Start of INFORMATION SUPPLIED

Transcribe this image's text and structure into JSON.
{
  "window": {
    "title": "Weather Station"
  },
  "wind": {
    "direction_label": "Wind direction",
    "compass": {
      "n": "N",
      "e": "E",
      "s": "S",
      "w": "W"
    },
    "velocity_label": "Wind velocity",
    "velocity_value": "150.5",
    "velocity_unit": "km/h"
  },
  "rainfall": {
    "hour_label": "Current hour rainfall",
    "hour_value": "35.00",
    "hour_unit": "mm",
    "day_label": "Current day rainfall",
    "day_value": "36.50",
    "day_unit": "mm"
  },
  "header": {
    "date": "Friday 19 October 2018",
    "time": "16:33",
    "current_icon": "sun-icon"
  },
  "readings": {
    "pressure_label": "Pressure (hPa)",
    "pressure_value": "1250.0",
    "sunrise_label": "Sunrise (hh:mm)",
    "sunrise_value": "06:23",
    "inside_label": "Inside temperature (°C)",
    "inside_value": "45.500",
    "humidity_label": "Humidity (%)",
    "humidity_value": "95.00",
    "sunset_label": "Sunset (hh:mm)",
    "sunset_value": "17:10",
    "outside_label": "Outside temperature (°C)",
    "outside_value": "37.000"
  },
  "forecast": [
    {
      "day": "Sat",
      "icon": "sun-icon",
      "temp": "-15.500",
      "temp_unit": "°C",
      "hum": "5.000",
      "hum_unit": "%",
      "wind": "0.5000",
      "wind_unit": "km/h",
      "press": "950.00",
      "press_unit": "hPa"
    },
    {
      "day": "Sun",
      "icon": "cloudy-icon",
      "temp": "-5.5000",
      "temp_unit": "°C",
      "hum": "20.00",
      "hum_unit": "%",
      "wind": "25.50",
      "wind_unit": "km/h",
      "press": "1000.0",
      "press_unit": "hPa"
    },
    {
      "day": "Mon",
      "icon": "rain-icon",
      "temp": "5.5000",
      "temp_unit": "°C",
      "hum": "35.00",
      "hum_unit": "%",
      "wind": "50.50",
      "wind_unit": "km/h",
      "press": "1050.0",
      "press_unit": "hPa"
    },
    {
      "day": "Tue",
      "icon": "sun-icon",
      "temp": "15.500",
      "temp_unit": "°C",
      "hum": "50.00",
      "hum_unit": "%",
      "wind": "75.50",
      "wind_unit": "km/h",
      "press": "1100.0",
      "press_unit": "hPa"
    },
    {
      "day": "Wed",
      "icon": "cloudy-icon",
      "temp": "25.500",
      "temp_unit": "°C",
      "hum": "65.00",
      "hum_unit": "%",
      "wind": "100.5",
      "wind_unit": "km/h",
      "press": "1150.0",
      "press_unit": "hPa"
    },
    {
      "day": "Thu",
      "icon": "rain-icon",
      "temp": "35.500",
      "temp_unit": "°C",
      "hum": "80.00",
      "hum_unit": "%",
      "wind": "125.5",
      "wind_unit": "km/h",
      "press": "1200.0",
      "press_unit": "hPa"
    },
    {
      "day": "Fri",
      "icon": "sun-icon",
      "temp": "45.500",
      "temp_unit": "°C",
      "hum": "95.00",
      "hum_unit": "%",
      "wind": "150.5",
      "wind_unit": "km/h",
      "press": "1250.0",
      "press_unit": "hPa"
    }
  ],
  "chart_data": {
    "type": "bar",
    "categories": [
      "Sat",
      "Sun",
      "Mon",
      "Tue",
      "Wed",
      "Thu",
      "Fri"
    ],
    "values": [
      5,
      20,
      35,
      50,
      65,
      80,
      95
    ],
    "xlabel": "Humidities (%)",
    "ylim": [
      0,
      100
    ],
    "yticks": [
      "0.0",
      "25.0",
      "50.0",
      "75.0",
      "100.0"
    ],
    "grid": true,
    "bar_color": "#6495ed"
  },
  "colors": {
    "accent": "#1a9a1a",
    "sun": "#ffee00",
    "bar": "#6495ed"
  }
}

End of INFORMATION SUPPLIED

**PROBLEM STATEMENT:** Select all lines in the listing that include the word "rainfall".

**RESULT OF THE EXERCISE:**
  "rainfall": {
    "hour_label": "Current hour rainfall",
    "day_label": "Current day rainfall",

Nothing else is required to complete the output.